● Task goal: List all lines of the data containing the word "consectetur".

● Extracted information:
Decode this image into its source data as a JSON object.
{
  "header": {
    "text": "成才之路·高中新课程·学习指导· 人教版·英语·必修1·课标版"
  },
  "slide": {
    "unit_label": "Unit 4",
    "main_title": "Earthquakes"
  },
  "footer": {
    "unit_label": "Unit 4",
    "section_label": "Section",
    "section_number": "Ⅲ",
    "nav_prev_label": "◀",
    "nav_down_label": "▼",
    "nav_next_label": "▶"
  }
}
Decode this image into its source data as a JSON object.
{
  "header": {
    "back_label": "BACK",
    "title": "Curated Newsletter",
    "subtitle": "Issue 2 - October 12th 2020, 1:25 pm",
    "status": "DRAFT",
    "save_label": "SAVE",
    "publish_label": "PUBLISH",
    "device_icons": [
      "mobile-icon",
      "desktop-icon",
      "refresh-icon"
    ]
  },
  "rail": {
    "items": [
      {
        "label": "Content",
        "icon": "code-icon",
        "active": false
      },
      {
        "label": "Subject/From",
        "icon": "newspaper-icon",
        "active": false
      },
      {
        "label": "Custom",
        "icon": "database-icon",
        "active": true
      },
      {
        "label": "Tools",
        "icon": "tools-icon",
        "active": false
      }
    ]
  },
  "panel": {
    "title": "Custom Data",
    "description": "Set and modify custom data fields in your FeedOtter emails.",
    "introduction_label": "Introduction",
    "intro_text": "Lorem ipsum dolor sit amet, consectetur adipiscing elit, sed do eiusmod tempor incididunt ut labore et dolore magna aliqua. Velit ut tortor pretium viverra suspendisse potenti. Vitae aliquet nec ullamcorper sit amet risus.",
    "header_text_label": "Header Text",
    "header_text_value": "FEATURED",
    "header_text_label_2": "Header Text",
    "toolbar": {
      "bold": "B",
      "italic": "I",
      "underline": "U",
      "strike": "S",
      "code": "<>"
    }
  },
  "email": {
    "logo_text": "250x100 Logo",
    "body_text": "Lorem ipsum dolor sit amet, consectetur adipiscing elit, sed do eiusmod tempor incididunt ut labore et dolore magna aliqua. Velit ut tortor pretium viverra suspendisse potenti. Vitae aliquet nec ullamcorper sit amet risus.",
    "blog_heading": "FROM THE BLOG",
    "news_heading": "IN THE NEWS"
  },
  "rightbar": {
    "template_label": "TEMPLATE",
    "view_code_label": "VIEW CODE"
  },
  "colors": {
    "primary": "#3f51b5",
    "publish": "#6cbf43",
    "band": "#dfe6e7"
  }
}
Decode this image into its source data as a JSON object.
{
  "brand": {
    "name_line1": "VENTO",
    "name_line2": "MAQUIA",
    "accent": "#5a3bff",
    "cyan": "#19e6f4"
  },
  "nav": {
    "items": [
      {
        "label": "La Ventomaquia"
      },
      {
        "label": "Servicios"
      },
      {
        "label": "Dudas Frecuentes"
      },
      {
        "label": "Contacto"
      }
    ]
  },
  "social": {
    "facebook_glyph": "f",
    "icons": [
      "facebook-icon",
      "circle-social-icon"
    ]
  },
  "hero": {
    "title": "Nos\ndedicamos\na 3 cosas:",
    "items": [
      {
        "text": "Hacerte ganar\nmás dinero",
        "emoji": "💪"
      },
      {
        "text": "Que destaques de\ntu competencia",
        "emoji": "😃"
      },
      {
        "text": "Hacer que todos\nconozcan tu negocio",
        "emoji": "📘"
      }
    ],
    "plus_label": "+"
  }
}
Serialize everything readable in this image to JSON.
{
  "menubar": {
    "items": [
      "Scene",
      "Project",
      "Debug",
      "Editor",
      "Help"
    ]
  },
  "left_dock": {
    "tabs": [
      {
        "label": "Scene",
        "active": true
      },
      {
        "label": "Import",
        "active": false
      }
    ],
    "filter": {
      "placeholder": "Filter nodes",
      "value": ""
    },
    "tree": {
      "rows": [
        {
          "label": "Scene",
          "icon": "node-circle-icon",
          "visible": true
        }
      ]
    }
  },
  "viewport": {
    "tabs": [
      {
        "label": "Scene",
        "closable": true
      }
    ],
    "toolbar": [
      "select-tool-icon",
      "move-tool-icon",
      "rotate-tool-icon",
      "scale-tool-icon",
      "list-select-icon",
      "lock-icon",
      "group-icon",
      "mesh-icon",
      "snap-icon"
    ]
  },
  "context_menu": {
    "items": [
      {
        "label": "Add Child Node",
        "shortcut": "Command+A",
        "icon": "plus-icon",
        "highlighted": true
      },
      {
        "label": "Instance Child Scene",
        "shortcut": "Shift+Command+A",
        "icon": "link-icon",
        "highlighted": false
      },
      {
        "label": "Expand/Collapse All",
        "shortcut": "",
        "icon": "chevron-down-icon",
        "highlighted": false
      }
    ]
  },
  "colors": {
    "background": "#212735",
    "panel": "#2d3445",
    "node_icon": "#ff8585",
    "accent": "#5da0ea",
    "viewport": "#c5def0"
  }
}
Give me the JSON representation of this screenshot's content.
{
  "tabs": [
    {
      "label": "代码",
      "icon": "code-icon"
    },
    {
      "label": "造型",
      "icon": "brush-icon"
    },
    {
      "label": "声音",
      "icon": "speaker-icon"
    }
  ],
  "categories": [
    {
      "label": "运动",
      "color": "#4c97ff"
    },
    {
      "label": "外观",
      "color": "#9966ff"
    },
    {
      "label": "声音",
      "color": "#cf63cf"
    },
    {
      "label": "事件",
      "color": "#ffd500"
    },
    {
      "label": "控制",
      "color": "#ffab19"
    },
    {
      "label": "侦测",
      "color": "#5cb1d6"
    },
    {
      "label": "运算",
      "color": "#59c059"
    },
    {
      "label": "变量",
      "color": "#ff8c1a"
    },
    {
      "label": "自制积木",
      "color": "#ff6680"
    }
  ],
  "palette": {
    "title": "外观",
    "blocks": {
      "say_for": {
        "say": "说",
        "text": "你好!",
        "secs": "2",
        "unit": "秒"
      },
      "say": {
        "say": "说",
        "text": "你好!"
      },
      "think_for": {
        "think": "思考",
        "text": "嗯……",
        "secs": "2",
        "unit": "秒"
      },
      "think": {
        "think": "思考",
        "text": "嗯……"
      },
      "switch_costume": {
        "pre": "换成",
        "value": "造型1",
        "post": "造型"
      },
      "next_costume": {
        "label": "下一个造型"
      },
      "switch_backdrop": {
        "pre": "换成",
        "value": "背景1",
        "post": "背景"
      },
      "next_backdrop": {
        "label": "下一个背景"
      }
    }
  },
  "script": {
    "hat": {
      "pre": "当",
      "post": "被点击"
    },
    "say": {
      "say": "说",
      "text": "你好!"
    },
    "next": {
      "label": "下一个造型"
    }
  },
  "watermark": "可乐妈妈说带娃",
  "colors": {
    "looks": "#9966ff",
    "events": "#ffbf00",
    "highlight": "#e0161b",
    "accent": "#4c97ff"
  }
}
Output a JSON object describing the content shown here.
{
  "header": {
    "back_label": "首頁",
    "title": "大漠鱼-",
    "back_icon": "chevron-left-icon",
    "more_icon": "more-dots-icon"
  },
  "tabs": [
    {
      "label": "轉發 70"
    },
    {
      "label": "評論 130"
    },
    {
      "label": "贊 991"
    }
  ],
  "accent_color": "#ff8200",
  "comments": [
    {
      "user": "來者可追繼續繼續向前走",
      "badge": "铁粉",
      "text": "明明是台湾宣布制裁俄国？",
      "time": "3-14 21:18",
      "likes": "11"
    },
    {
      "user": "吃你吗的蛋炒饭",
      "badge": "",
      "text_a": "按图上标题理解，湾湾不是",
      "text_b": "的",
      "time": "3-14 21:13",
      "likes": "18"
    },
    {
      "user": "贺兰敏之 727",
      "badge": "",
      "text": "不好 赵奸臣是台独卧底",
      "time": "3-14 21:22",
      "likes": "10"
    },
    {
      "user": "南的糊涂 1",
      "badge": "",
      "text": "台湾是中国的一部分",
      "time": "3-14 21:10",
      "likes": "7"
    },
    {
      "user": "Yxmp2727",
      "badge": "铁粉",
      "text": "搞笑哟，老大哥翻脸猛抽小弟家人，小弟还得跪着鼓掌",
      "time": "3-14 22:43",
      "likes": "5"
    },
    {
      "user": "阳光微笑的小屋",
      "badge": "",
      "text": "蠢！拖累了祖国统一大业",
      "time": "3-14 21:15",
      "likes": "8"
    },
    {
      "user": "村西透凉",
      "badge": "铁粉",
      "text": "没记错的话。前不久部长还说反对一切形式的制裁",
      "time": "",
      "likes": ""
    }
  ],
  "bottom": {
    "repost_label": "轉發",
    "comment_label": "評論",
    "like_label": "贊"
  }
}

● Result for this task:
    "intro_text": "Lorem ipsum dolor sit amet, consectetur adipiscing elit, sed do eiusmod tempor incididunt ut labore et dolore magna aliqua. Velit ut tortor pretium viverra suspendisse potenti. Vitae aliquet nec ullamcorper sit amet risus.",
    "body_text": "Lorem ipsum dolor sit amet, consectetur adipiscing elit, sed do eiusmod tempor incididunt ut labore et dolore magna aliqua. Velit ut tortor pretium viverra suspendisse potenti. Vitae aliquet nec ullamcorper sit amet risus.",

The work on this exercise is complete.